But Riley drilled a corner 3-pointer in front of the UMass bench with 34 seconds left in regulation to push the Minutemen’s lead to two possessions at 72-67 — a deficit that Fordham could not overcome, as UMass escaped with a 77-73 victory.
One game later, the Minutemen coughed up a 14-point halftime lead as Duquesne made it a five-point affair with just under seven minutes to play. That was until Riley drilled a pull-up triple in transition, which sprung the UMass lead back up to eight and ignited a 12-4 sprint to the finish to hold on for a 79-66 triumph.
“I think (Kellogg) trusts me a lot more if a team is on a run and I’m in the game,” Riley said. “I think he trusts me to make a smart play instead of taking a bad shot.”
Fellow guard Chaz Williams has taken notice of Riley’s attitude adjustment on the court, which he feels has had a positive impact for UMass.
“Freddie always has been talented, but sometimes his attitude got in his way,” Williams said, “and this year he’s doing a great job at keeping it controlled, doing what he’s got to do on and off the floor, and it’s starting to help us as a team and it’s helping him as an individual.”

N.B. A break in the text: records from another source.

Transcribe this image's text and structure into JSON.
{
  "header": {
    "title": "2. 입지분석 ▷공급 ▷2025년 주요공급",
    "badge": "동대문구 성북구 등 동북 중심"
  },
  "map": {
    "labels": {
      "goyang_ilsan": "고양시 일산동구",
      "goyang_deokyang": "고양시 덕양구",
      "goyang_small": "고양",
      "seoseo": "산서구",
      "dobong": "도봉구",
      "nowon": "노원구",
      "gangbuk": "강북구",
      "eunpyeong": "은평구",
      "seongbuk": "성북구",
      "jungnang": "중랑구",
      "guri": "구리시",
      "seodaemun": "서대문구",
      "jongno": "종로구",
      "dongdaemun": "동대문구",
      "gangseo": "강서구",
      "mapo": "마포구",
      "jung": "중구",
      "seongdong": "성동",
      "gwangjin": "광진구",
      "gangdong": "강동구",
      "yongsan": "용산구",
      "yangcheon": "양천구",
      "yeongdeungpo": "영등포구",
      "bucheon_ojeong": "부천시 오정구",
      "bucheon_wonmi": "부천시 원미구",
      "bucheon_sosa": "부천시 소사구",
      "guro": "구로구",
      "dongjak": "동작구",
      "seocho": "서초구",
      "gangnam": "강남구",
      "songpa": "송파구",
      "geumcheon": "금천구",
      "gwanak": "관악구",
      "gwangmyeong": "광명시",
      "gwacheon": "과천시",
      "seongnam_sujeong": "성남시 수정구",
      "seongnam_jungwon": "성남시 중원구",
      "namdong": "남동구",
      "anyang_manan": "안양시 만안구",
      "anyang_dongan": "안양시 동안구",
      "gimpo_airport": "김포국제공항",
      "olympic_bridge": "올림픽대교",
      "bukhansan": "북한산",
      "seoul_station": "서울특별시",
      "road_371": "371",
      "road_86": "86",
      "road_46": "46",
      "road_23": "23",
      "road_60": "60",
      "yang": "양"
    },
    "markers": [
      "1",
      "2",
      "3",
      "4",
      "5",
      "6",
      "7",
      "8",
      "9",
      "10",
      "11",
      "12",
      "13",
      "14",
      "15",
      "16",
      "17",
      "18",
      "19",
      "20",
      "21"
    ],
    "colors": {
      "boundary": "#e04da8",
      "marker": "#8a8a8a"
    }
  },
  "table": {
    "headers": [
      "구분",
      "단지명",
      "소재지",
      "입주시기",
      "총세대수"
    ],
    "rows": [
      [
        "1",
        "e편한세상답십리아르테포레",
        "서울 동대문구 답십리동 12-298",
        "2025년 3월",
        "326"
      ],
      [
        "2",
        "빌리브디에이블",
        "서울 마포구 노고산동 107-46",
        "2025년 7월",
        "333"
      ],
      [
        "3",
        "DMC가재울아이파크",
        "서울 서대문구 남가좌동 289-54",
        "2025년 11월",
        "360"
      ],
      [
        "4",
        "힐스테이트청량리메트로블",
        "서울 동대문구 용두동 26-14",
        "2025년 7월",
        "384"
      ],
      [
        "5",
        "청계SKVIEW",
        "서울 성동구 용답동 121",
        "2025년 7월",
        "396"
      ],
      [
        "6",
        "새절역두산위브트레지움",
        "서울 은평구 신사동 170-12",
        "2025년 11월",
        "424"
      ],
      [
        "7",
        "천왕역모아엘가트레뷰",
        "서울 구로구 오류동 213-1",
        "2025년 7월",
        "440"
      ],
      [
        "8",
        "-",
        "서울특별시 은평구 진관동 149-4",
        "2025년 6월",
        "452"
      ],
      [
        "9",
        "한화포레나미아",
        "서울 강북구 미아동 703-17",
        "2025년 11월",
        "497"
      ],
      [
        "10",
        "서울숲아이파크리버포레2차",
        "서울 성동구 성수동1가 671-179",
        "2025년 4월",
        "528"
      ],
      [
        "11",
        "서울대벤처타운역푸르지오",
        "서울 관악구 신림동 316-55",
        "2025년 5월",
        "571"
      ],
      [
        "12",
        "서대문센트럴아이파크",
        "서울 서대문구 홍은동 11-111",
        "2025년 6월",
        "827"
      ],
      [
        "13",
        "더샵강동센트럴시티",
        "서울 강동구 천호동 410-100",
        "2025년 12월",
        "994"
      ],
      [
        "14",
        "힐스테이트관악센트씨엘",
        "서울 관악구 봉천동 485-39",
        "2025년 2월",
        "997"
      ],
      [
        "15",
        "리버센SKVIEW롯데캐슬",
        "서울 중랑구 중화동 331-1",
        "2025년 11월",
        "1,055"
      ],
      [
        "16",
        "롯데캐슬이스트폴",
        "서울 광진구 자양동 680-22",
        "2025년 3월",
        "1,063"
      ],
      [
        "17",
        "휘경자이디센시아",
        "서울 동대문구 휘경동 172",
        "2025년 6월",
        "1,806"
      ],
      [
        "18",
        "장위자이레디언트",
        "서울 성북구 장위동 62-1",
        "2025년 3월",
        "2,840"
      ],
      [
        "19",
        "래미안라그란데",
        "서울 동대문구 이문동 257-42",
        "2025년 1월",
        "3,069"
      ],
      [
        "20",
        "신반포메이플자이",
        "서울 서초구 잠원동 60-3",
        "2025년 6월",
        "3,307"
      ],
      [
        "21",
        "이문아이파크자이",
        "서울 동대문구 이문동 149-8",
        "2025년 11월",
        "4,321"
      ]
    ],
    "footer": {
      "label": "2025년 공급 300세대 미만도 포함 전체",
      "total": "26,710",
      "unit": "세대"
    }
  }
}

Part of Riley’s impact on the team is his inherited role as a lock-down defender, one that Morgan filled in his time in the lineup. Morgan was the Minutemen’s most reliable defender and previously took on the responsibility of taking the opposition’s best perimeter scoring threat.
With Morgan sidelined for the rest of the year, Riley said he felt it was his duty to fill the missing gap that Morgan left on the defensive end.
“With (Morgan) being down, I have to step my defense up a lot in case Chaz gets in trouble, I might have to start guarding the point guards,” Riley said. “We’re the only guards besides Trey (Davis), so you gotta stay in the game as much as possible, and we gotta make sure that we don’t get tired and that we just play solid.”
Kellogg can’t ignore Riley’s improved play on the court. But to Kellogg, he’s been more impressed, and pleased, to see him become a better person and take advantage of the opportunities he has at UMass. Kellogg said Riley’s become a more active member on campus and has excelled as a student-athlete.
On the basketball court, the place where Riley has seen so much adversity and so much growth from when he first came to UMass, Kellogg has been thrilled to see him become a better-rounded player, rather than just being a shooter. He said Riley is more concerned with winning basketball games rather than putting up numbers in a box score, which he feels is a reflection of Riley growing and maturing as not just a basketball player, but as a young man.
“I think that’s why guys like myself like to coach: to see kids that now can probably go in the real world when his playing career is over and provide for himself and a family, and that’s really what this is all about,” Kellogg said, “a kid that maybe wouldn’t have had a chance if he wasn’t playing basketball or didn’t come to a place like UMass.”
And for Riley, he’s excited about the progression he’s made in his four years at the university.
“I’m just happy I changed,” he said.
Stephen Sellner can be reached at email@example.com and followed on Twitter @Stephen_Sellner.